Working on the same story for six months is exhausting. You’re working on a story that someone could sit down and read in an hour and a half or so, for half a year. The shorter stories like Giant Days give me a chance to work at a different pace, and Bobbins even more so. Sometimes friends ask me to work on anthology pieces, and I’d found that I couldn’t do just one standalone page any more – I’m used to having a huge amount of space to develop a theme. So I started making Bobbins strips again, where I was penned into the old-fashioned newspaper strip and had to get in and out fast. After a few weeks of that I was able to do things like the one-shot I did for Cards Against Humanity and Cupcakes McKenzie, which was tremendously popular.
The only downside now is that I keep having ideas that aren’t Bad Machinery, that I will never have time to develop alone. I came up with a series called Robert Cop that emerged fully formed one afternoon. It could be brilliant, but we may never know. And then I had an even better idea called Life Goes On that felt like I could have drawn it for a long time and made it something special.
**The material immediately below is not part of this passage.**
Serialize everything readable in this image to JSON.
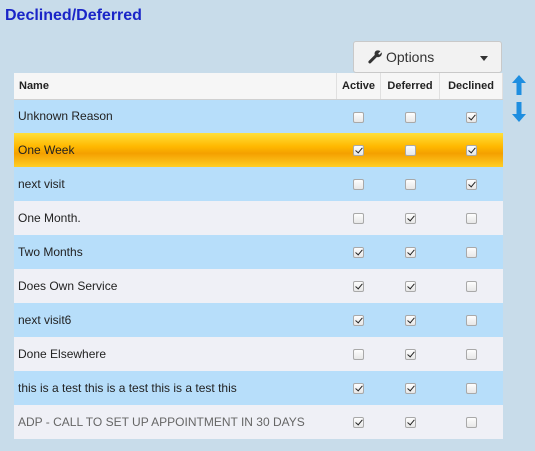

Most importantly, neither had anything to do with my previous work, the Bobbins-verse or whatever. It didn’t feel like a webcomic, either. Part of what makes a series work for me is just that there’s a lot of it, a believable world, and drawing it myself is what a. makes it real for me and b. makes it impossible to do much more than I do right now.
Bobbins ran for about four years, and Scary Go Round for about seven. How long do you envision Bad Machinery continuing?
As I said before, there’s a point where Bad Machinery isn’t the comic it was when I started, when the kids get to 15 or 16. The innocence will be gone and at that point I have to decide what to do. There’s a case for every term of senior school, which means 21 cases, and the next one will be the eighth. But the last 6-8 cases would, essentially, be about young adults. You can still be a real kid at 16, or you can be a total proto-adult. Same as always, I’ll feel it out as I go. As long as I’m still drawing breath, we can always go back.
Bad Machinery, Vol. 2: The Case of the Good Boy is due March 12 from Oni Press.